TASK DESCRIPTION:
The string "true" appears in some lines of the entries that follow; copy each such line.

BEGIN RECORDED DATA

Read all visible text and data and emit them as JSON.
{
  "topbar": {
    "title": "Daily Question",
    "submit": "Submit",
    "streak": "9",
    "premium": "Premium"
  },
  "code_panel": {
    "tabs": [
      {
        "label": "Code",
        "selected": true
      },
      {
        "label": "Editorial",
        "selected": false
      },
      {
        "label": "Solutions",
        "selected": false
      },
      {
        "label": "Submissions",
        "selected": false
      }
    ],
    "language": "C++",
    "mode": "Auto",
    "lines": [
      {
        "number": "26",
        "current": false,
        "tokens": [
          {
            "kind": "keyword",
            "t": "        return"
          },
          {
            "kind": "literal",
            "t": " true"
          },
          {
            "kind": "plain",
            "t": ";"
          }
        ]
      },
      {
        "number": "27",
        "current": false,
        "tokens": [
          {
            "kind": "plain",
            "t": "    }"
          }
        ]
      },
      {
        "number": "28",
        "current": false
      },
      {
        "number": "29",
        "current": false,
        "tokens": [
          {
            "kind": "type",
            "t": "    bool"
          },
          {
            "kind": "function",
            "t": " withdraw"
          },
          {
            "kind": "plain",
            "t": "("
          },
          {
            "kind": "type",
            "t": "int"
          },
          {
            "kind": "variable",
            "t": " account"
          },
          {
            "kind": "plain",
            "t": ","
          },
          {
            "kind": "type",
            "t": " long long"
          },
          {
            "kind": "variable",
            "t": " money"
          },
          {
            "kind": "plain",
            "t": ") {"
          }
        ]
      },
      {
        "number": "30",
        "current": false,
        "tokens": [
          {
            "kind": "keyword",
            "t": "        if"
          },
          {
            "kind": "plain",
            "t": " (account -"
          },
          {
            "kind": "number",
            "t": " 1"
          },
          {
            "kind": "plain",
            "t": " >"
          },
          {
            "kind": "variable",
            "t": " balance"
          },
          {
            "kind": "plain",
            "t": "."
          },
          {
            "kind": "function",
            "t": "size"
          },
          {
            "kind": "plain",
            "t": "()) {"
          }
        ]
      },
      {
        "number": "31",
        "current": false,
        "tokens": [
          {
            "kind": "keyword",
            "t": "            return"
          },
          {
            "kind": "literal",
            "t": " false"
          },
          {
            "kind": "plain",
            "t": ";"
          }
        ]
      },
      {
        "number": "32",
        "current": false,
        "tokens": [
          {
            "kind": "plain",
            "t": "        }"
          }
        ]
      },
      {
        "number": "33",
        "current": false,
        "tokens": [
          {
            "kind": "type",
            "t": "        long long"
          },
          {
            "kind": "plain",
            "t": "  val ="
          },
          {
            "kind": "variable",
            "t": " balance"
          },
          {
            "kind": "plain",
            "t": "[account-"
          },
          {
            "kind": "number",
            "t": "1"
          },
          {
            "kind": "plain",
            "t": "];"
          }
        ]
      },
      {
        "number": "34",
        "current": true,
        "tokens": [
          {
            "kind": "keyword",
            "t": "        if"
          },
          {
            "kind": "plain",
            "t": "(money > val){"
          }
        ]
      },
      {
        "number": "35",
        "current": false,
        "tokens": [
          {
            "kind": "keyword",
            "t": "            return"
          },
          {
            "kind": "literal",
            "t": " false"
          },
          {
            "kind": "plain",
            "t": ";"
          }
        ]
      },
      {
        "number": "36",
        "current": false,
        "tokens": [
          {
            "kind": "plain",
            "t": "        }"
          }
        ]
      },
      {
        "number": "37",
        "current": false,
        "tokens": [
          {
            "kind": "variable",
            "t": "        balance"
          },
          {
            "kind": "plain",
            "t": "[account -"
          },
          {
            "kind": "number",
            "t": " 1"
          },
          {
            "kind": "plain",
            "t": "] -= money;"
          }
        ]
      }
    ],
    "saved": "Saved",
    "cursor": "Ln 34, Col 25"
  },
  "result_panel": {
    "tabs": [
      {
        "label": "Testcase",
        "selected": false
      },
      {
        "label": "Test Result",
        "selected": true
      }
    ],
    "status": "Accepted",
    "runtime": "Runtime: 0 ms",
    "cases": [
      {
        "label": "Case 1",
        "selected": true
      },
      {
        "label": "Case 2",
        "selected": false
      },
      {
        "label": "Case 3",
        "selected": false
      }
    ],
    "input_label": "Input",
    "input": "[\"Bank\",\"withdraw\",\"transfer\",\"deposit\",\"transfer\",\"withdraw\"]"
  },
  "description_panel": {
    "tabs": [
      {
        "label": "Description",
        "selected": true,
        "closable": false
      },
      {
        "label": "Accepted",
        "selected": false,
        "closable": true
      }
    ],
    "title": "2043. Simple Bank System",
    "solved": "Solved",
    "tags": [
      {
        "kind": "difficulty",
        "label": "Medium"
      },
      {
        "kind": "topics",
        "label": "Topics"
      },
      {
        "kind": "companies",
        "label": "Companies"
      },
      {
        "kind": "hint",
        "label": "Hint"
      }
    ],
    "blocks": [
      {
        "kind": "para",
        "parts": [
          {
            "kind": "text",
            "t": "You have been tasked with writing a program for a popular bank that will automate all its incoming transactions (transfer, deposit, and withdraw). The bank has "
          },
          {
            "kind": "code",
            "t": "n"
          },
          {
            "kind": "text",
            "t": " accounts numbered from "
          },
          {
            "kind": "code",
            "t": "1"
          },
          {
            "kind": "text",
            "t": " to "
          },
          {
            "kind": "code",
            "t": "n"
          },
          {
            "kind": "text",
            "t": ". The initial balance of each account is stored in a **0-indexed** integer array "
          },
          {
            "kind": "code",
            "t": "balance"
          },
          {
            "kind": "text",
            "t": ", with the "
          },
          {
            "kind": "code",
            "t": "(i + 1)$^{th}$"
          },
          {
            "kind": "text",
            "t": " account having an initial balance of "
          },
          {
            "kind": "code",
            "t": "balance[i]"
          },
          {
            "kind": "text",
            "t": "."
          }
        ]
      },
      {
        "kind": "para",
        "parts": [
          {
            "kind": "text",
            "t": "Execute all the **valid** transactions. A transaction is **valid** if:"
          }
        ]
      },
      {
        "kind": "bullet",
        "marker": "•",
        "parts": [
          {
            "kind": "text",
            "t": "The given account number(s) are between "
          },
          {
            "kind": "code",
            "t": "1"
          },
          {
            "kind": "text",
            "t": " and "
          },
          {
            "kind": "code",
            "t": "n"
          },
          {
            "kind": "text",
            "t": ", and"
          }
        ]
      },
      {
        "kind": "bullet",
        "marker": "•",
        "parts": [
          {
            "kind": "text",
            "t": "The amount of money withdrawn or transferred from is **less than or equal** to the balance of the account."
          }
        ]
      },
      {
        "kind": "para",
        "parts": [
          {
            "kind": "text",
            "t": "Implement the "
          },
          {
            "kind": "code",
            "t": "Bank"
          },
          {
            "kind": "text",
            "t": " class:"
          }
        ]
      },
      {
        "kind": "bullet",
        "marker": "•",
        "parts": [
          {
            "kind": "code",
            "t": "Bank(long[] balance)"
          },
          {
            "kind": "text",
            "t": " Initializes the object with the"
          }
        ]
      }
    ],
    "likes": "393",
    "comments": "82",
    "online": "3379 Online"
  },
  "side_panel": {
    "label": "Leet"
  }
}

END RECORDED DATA

TASK SOLUTION:
        "selected": true
            "t": " true"
        "current": true,
        "selected": true
        "selected": true
        "selected": true,
        "closable": true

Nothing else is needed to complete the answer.